    God Bless,

    Matt

  • I think it’s naive to think that the response would be actual reduced consumption any meaningful sense.

    I guess that depends on what “meaningful” is. I did a little hunting around to see if sin taxes are effective at all, and they do make a notable difference. But then, statistically significant (i.e. outside the margin of error) does not necessarily mean a big difference, either, and it was hard to pin anyone down on actual numbers (which is a reason for my ambivalence on the issue).

  • Ryan,

    i guess it’s possible they make a difference, but I think that’s a diminishing return, as the tax becomes oppressive, then the black market takes over and they become widely available without paying it at all. There is of course, many bad effects from this black market.

    Again, if we are to be taxed at all, let it be on vices (tobacco, gambling, speeding, etc.) more than on good behavior, such as, oh, being financially responsible and productive.

    Matt

  • When society as a whole becomes so decadent and corrupt, the government can either sit back and let its people self-destruct (all the while subsidizing that destruction through tax-payer-backed medical procedures), or it can act, like a stern mother with her willful children, to curb the excesses of the populace.

    Third option: don’t do tax-payer-backed medical procedures.

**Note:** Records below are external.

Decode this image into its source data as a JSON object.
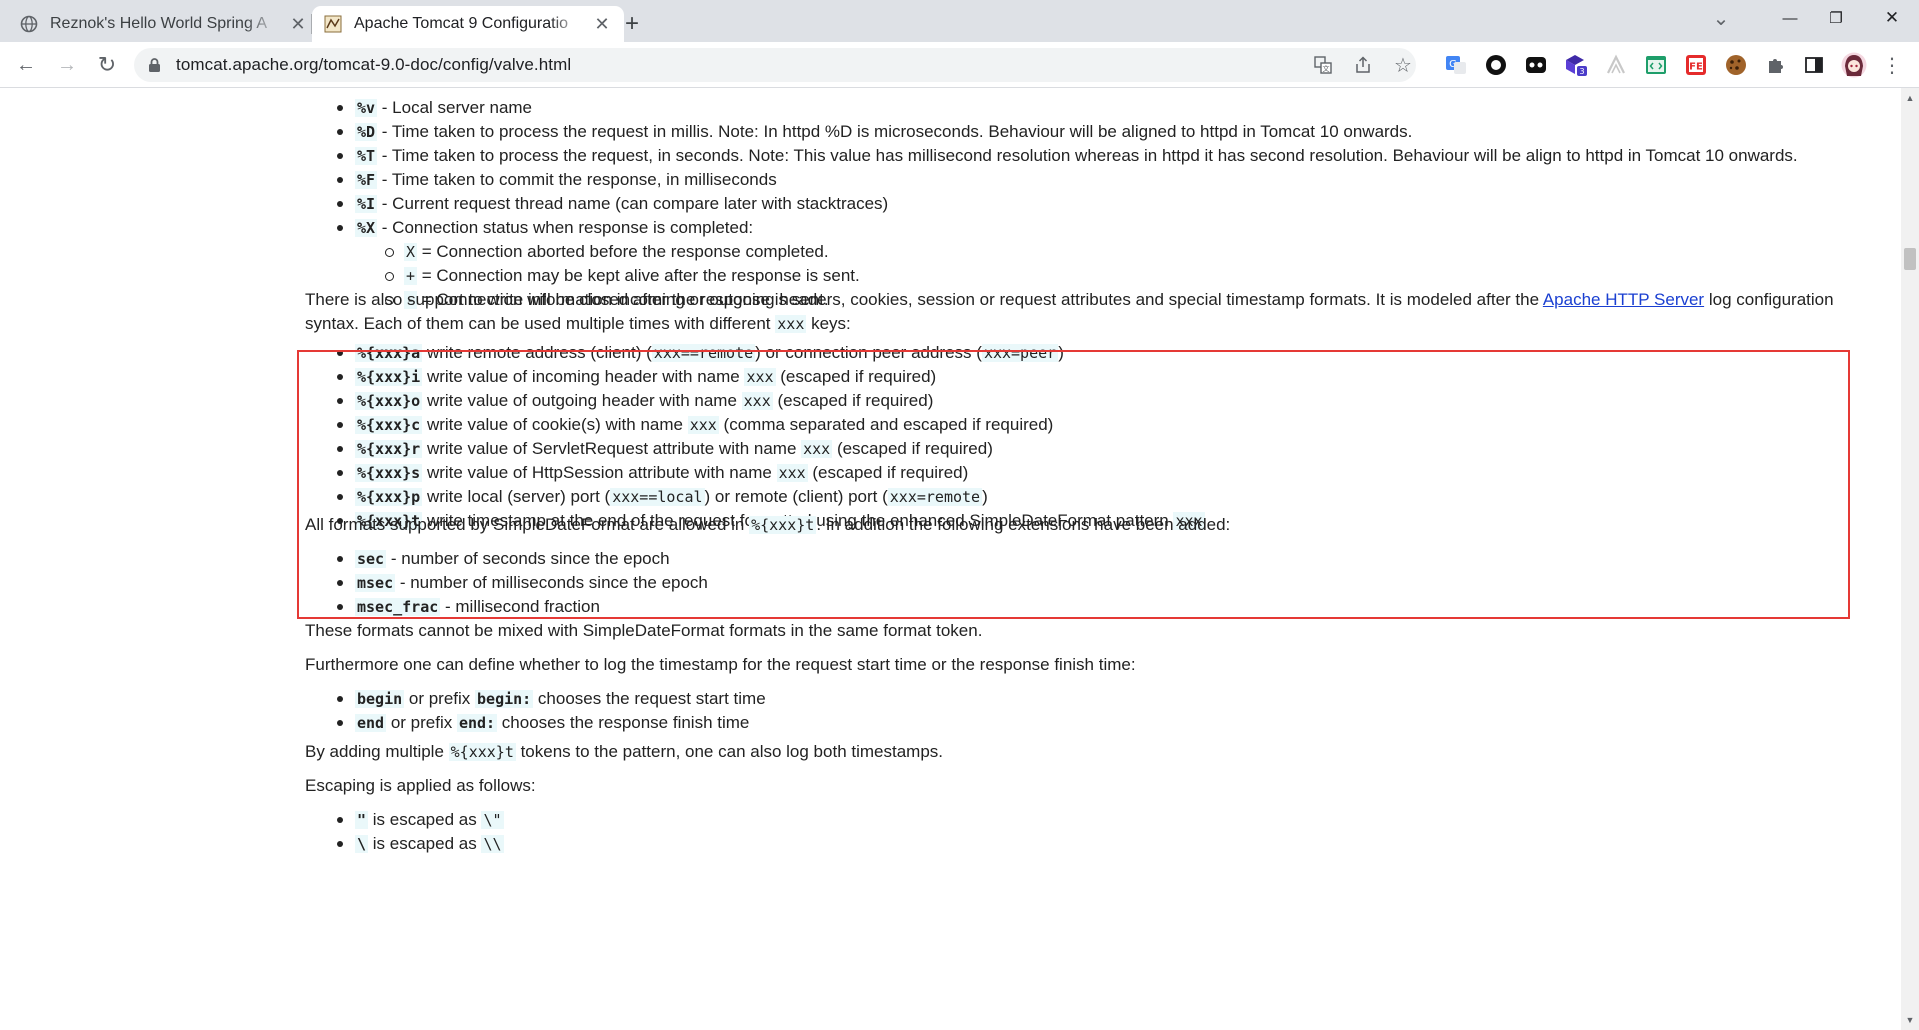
{
  "tabs": [
    {
      "title": "Reznok's Hello World Spring A",
      "close": "✕"
    },
    {
      "title": "Apache Tomcat 9 Configuratio",
      "close": "✕"
    }
  ],
  "new_tab": "+",
  "window_controls": {
    "tab_search": "⌄",
    "minimize": "—",
    "restore": "❐",
    "close": "✕"
  },
  "toolbar": {
    "back": "←",
    "forward": "→",
    "reload": "↻",
    "url": "tomcat.apache.org/tomcat-9.0-doc/config/valve.html",
    "extension_badge": "3"
  },
  "content": {
    "top_list": [
      {
        "code": "%v",
        "text": " - Local server name"
      },
      {
        "code": "%D",
        "text": " - Time taken to process the request in millis. Note: In httpd %D is microseconds. Behaviour will be aligned to httpd in Tomcat 10 onwards."
      },
      {
        "code": "%T",
        "text": " - Time taken to process the request, in seconds. Note: This value has millisecond resolution whereas in httpd it has second resolution. Behaviour will be align to httpd in Tomcat 10 onwards."
      },
      {
        "code": "%F",
        "text": " - Time taken to commit the response, in milliseconds"
      },
      {
        "code": "%I",
        "text": " - Current request thread name (can compare later with stacktraces)"
      },
      {
        "code": "%X",
        "text": " - Connection status when response is completed:"
      }
    ],
    "x_status_list": [
      {
        "code": "X",
        "text": " = Connection aborted before the response completed."
      },
      {
        "code": "+",
        "text": " = Connection may be kept alive after the response is sent."
      },
      {
        "code": "-",
        "text": " = Connection will be closed after the response is sent."
      }
    ],
    "support_para": {
      "before_link": "There is also support to write information incoming or outgoing headers, cookies, session or request attributes and special timestamp formats. It is modeled after the ",
      "link": "Apache HTTP Server",
      "after_link": " log configuration syntax. Each of them can be used multiple times with different ",
      "code": "xxx",
      "end": " keys:"
    },
    "xxx_list": [
      {
        "code": "%{xxx}a",
        "parts": [
          " write remote address (client) (",
          {
            "c": "xxx==remote"
          },
          ") or connection peer address (",
          {
            "c": "xxx=peer"
          },
          ")"
        ]
      },
      {
        "code": "%{xxx}i",
        "parts": [
          " write value of incoming header with name ",
          {
            "c": "xxx"
          },
          " (escaped if required)"
        ]
      },
      {
        "code": "%{xxx}o",
        "parts": [
          " write value of outgoing header with name ",
          {
            "c": "xxx"
          },
          " (escaped if required)"
        ]
      },
      {
        "code": "%{xxx}c",
        "parts": [
          " write value of cookie(s) with name ",
          {
            "c": "xxx"
          },
          " (comma separated and escaped if required)"
        ]
      },
      {
        "code": "%{xxx}r",
        "parts": [
          " write value of ServletRequest attribute with name ",
          {
            "c": "xxx"
          },
          " (escaped if required)"
        ]
      },
      {
        "code": "%{xxx}s",
        "parts": [
          " write value of HttpSession attribute with name ",
          {
            "c": "xxx"
          },
          " (escaped if required)"
        ]
      },
      {
        "code": "%{xxx}p",
        "parts": [
          " write local (server) port (",
          {
            "c": "xxx==local"
          },
          ") or remote (client) port (",
          {
            "c": "xxx=remote"
          },
          ")"
        ]
      },
      {
        "code": "%{xxx}t",
        "parts": [
          " write timestamp at the end of the request formatted using the enhanced SimpleDateFormat pattern ",
          {
            "c": "xxx"
          }
        ]
      }
    ],
    "formats_para": {
      "before": "All formats supported by SimpleDateFormat are allowed in ",
      "code": "%{xxx}t",
      "after": ". In addition the following extensions have been added:"
    },
    "ext_list": [
      {
        "code": "sec",
        "text": " - number of seconds since the epoch"
      },
      {
        "code": "msec",
        "text": " - number of milliseconds since the epoch"
      },
      {
        "code": "msec_frac",
        "text": " - millisecond fraction"
      }
    ],
    "mixed_para": "These formats cannot be mixed with SimpleDateFormat formats in the same format token.",
    "furthermore_para": "Furthermore one can define whether to log the timestamp for the request start time or the response finish time:",
    "begin_end_list": [
      {
        "code": "begin",
        "mid": " or prefix ",
        "code2": "begin:",
        "text": " chooses the request start time"
      },
      {
        "code": "end",
        "mid": " or prefix ",
        "code2": "end:",
        "text": " chooses the response finish time"
      }
    ],
    "adding_para": {
      "before": "By adding multiple ",
      "code": "%{xxx}t",
      "after": " tokens to the pattern, one can also log both timestamps."
    },
    "escaping_para": "Escaping is applied as follows:",
    "escape_list": [
      {
        "code": "\"",
        "text": " is escaped as ",
        "code2": "\\\""
      },
      {
        "code": "\\",
        "text": " is escaped as ",
        "code2": "\\\\"
      }
    ]
  }
}
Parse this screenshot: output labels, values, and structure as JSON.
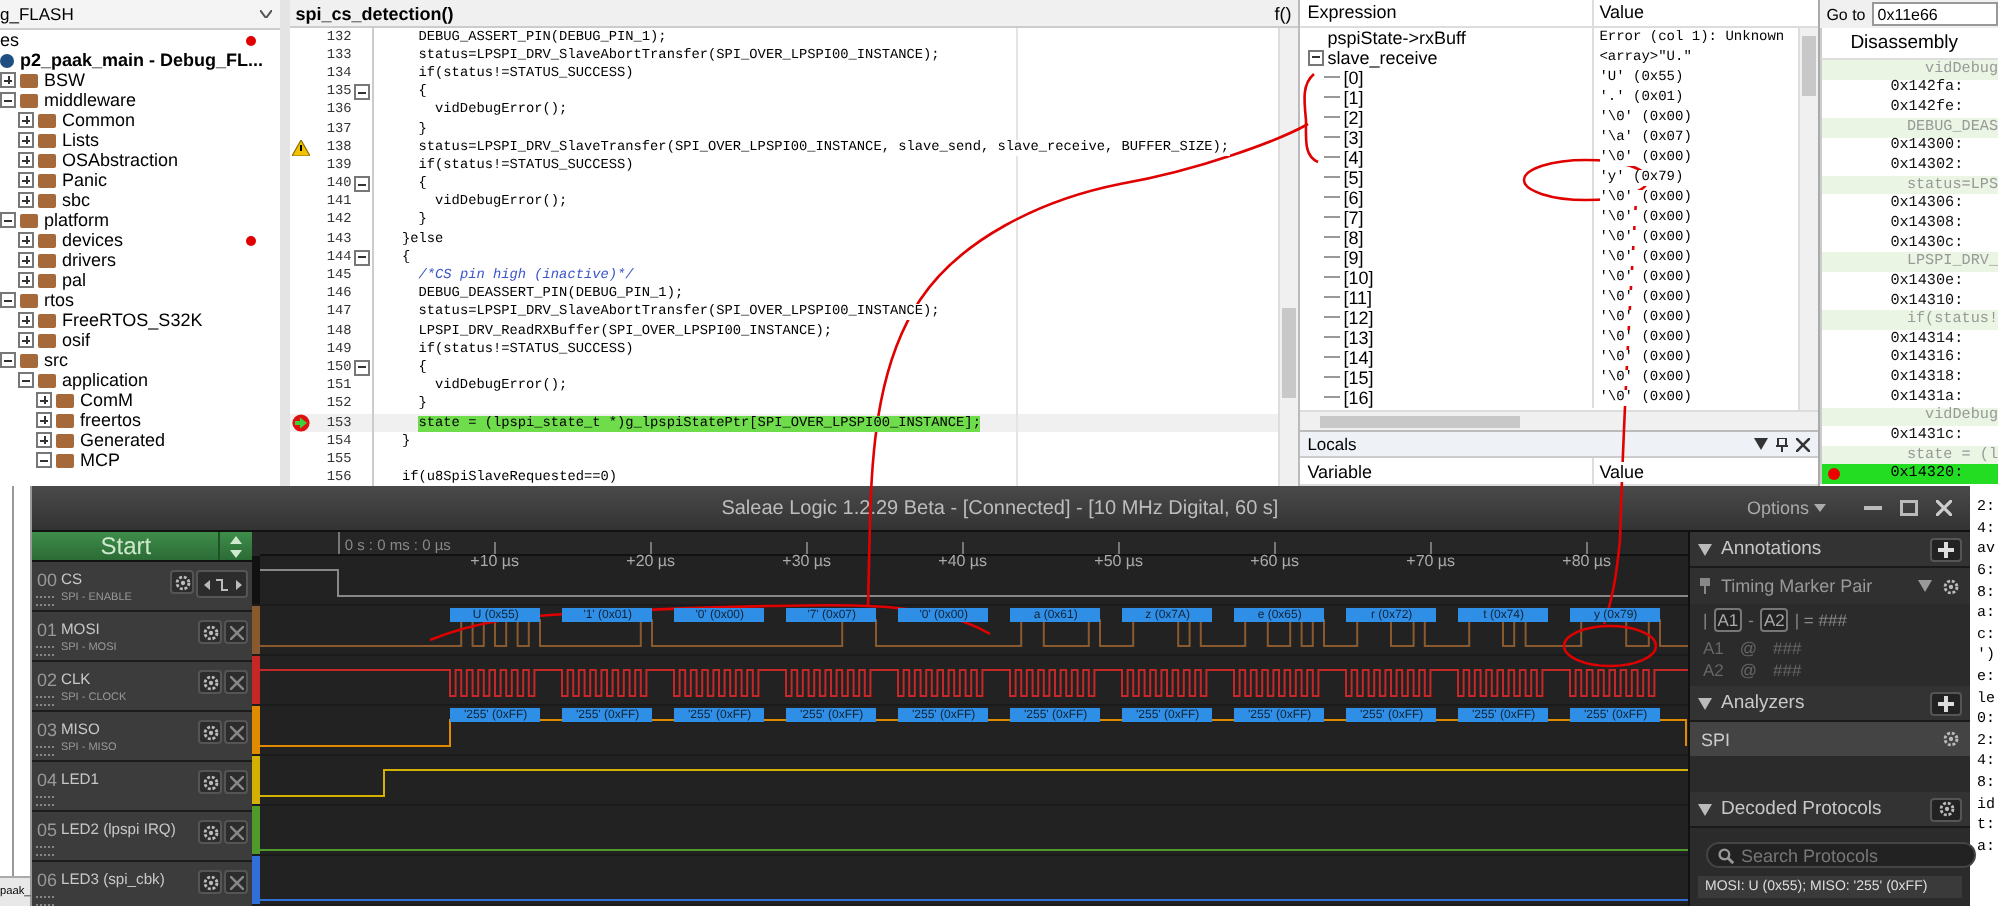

    I’m really uncomfortable with the gov’t setting sin taxes, possibly because of the ease they can be turned on any easy target.
    (side note: so, where’s the sin tax on condoms? ^.^)